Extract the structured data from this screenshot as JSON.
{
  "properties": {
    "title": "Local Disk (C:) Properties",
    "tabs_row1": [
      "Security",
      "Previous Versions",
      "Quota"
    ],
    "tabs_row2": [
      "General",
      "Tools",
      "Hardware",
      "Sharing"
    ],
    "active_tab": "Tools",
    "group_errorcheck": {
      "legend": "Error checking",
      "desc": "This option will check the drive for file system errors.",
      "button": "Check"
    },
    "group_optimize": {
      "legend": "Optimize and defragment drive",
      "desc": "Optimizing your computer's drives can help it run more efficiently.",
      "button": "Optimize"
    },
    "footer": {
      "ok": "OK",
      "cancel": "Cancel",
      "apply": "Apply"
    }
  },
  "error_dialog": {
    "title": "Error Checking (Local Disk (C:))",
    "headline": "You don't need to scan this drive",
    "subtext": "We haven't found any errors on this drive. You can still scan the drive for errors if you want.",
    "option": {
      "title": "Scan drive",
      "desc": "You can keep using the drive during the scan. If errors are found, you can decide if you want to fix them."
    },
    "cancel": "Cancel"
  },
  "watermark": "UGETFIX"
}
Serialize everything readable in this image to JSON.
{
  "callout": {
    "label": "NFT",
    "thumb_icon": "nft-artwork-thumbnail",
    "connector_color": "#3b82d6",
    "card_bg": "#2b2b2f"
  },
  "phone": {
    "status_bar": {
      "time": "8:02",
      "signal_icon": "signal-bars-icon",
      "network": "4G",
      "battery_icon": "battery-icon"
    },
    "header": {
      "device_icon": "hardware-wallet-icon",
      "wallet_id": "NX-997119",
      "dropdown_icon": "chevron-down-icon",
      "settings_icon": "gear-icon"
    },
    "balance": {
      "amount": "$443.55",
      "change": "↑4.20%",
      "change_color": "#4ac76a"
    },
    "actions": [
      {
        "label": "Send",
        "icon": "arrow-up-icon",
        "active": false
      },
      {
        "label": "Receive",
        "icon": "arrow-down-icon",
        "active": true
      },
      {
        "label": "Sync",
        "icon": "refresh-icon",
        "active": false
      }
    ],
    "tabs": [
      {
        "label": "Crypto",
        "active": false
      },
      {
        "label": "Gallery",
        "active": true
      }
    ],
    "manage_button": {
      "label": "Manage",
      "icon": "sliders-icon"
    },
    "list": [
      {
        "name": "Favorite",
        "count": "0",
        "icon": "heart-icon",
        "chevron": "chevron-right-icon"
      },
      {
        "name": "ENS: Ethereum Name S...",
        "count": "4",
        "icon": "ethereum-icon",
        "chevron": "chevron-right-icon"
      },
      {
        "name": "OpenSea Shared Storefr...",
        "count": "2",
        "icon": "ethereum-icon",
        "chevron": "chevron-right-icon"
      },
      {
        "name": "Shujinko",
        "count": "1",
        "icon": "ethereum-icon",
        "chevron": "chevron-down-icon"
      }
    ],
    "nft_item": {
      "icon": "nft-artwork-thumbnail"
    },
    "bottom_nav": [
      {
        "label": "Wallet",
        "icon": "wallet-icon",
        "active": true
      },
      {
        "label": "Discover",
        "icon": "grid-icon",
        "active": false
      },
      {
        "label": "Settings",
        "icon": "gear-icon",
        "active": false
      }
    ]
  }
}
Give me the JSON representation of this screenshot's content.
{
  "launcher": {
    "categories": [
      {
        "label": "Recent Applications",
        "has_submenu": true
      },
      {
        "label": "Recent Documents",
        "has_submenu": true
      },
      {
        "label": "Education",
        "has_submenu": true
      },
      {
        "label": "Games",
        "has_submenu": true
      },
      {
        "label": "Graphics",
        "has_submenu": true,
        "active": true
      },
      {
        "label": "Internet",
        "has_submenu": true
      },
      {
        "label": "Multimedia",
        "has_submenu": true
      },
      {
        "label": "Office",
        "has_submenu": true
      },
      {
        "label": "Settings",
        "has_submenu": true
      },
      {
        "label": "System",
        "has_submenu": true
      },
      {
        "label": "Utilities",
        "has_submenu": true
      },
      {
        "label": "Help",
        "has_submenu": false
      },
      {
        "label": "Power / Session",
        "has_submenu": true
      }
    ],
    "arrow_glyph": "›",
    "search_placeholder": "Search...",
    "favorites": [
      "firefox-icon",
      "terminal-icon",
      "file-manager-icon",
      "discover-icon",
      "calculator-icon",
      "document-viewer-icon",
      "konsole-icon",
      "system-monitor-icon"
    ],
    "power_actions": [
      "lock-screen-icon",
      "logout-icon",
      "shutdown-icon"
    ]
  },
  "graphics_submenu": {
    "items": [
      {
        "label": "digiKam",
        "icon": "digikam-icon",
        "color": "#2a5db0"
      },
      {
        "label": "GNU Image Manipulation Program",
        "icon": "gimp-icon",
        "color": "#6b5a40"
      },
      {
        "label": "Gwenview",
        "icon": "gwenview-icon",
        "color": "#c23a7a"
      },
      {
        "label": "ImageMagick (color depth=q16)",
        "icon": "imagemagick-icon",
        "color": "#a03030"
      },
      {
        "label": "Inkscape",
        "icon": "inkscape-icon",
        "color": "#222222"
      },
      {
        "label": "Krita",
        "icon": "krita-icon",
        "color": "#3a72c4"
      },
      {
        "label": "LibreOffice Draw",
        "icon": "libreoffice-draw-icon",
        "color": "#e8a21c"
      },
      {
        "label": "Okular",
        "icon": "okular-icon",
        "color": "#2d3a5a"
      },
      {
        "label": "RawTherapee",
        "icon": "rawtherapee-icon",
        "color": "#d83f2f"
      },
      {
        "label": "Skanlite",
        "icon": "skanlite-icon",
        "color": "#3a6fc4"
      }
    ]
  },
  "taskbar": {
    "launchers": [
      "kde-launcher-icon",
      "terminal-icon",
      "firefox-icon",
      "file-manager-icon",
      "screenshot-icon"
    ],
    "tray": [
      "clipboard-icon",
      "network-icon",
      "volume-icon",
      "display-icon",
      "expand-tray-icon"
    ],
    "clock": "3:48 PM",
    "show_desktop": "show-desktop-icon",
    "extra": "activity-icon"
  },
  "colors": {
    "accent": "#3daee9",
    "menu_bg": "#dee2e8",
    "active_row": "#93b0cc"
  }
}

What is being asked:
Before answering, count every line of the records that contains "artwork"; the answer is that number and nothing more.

Output:
2